▸ **What you are asked to do**:
Where a line of the records holds the string "Highways", copy that line.
** Opening Extracted material block **
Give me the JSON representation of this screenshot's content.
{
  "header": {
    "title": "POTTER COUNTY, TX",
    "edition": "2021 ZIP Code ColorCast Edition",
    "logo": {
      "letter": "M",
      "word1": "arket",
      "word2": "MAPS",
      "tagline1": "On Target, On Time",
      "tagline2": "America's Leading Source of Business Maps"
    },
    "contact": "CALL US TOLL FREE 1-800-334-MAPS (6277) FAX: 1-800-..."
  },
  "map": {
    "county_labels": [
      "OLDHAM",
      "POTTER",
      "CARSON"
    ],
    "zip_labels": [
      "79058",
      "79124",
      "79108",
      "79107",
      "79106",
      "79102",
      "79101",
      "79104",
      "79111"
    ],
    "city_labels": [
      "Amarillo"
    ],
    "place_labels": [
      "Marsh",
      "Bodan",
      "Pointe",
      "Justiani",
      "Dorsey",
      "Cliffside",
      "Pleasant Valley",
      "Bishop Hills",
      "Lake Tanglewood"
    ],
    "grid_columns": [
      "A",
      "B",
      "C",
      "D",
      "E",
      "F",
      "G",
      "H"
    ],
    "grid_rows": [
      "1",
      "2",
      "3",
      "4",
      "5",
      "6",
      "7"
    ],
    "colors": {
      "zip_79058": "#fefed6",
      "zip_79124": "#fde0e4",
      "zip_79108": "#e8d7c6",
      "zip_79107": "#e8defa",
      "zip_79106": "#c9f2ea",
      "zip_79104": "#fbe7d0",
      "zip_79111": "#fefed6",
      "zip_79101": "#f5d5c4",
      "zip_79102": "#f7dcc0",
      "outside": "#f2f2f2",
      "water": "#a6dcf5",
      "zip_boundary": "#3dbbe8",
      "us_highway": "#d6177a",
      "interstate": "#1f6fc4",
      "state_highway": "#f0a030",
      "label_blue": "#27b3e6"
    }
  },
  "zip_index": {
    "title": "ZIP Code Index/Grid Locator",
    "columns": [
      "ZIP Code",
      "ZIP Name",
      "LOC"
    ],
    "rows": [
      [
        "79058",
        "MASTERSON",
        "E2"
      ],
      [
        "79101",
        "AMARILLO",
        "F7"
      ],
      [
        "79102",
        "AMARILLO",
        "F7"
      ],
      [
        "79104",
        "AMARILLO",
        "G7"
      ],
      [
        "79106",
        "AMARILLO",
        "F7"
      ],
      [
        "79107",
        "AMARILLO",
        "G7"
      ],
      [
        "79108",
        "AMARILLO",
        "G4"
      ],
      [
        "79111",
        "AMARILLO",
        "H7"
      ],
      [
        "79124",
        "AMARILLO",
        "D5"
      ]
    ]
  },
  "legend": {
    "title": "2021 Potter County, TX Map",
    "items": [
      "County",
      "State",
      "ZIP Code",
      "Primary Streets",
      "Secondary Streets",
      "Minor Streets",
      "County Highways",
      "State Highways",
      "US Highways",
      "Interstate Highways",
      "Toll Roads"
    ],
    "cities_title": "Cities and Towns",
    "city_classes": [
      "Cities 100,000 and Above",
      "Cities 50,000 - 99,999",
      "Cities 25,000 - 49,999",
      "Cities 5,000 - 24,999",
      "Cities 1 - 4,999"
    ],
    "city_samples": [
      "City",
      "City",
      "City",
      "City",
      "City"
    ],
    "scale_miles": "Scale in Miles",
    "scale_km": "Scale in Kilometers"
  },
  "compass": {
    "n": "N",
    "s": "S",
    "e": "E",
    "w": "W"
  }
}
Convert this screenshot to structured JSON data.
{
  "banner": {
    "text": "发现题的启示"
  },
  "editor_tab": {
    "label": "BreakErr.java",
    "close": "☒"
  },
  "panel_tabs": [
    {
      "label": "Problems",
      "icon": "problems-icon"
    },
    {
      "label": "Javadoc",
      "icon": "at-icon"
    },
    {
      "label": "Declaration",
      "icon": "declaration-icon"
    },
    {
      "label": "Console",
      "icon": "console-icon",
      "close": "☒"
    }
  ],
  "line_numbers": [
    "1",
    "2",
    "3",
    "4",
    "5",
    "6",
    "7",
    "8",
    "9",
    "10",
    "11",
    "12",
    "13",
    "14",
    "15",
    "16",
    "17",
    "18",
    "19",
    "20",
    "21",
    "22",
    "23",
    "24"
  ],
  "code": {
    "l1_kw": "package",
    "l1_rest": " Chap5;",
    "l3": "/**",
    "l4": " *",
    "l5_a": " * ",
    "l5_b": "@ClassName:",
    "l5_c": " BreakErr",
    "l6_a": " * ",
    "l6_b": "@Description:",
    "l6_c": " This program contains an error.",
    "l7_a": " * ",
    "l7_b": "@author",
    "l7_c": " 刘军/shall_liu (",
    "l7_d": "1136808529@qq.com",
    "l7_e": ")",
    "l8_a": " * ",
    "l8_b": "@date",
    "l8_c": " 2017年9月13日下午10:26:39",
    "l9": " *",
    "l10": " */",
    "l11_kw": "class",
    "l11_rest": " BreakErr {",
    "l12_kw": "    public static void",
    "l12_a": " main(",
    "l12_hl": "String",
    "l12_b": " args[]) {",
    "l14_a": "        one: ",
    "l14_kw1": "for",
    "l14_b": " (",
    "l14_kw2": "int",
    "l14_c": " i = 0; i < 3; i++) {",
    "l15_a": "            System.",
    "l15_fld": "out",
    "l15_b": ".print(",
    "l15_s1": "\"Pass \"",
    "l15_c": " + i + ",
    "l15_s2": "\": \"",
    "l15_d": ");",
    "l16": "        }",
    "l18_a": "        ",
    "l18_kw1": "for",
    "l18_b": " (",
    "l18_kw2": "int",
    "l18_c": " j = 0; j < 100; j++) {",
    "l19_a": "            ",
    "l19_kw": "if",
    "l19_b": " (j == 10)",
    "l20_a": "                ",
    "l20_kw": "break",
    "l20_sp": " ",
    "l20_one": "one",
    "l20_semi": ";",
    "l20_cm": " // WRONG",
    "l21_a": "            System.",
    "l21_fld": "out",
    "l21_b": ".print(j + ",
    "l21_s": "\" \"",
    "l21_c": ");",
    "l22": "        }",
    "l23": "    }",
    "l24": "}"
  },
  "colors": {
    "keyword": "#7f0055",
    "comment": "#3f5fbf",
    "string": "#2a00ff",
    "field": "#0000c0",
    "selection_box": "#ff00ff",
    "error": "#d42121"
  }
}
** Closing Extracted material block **
▸ **Reply to the exercise**:
      "County Highways",
      "State Highways",
      "US Highways",
      "Interstate Highways",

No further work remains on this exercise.